INSTRUCTIONS FOR THE TASK = The entries must be repeated verbatim, and their images left out.

=== Section Start ===

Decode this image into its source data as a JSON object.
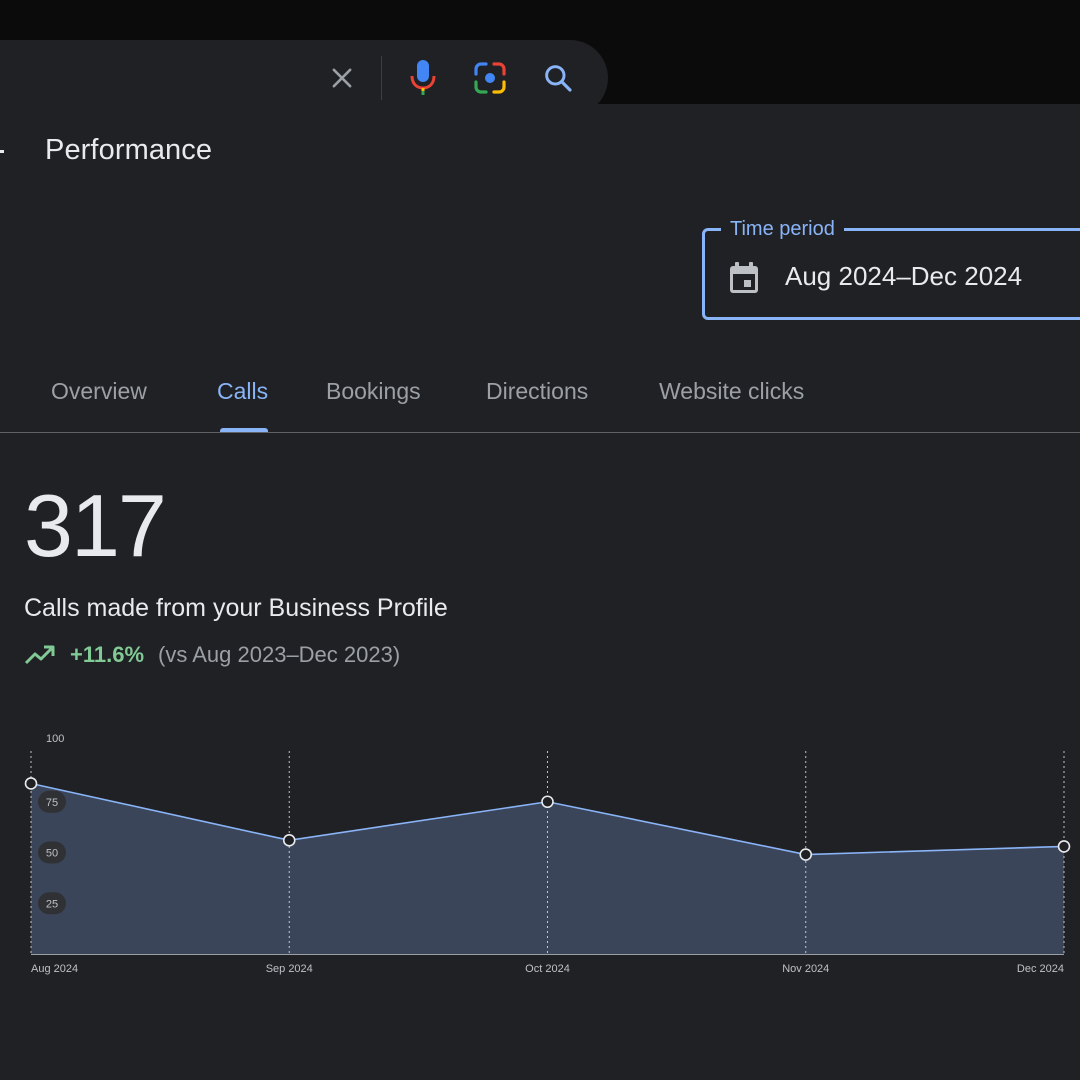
{
  "search": {
    "clear_icon": "close-icon",
    "mic_icon": "mic-icon",
    "lens_icon": "lens-icon",
    "search_icon": "search-icon"
  },
  "header": {
    "title": "Performance"
  },
  "time_period": {
    "label": "Time period",
    "value": "Aug 2024–Dec 2024"
  },
  "tabs": [
    {
      "label": "Overview",
      "active": false
    },
    {
      "label": "Calls",
      "active": true
    },
    {
      "label": "Bookings",
      "active": false
    },
    {
      "label": "Directions",
      "active": false
    },
    {
      "label": "Website clicks",
      "active": false
    }
  ],
  "metric": {
    "value": "317",
    "description": "Calls made from your Business Profile",
    "change": "+11.6%",
    "comparison": "(vs Aug 2023–Dec 2023)"
  },
  "colors": {
    "accent": "#8ab4f8",
    "positive": "#81c995",
    "background": "#202124"
  },
  "chart_data": {
    "type": "area",
    "x": [
      "Aug 2024",
      "Sep 2024",
      "Oct 2024",
      "Nov 2024",
      "Dec 2024"
    ],
    "values": [
      84,
      56,
      75,
      49,
      53
    ],
    "y_ticks": [
      "100",
      "75",
      "50",
      "25"
    ],
    "ylim": [
      0,
      100
    ],
    "grid": "vertical-dotted"
  }
}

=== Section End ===

RESULT FOR THIS EXERCISE =
Decode this image into its source data as a JSON object.
{
  "search": {
    "clear_icon": "close-icon",
    "mic_icon": "mic-icon",
    "lens_icon": "lens-icon",
    "search_icon": "search-icon"
  },
  "header": {
    "title": "Performance"
  },
  "time_period": {
    "label": "Time period",
    "value": "Aug 2024–Dec 2024"
  },
  "tabs": [
    {
      "label": "Overview",
      "active": false
    },
    {
      "label": "Calls",
      "active": true
    },
    {
      "label": "Bookings",
      "active": false
    },
    {
      "label": "Directions",
      "active": false
    },
    {
      "label": "Website clicks",
      "active": false
    }
  ],
  "metric": {
    "value": "317",
    "description": "Calls made from your Business Profile",
    "change": "+11.6%",
    "comparison": "(vs Aug 2023–Dec 2023)"
  },
  "colors": {
    "accent": "#8ab4f8",
    "positive": "#81c995",
    "background": "#202124"
  },
  "chart_data": {
    "type": "area",
    "x": [
      "Aug 2024",
      "Sep 2024",
      "Oct 2024",
      "Nov 2024",
      "Dec 2024"
    ],
    "values": [
      84,
      56,
      75,
      49,
      53
    ],
    "y_ticks": [
      "100",
      "75",
      "50",
      "25"
    ],
    "ylim": [
      0,
      100
    ],
    "grid": "vertical-dotted"
  }
}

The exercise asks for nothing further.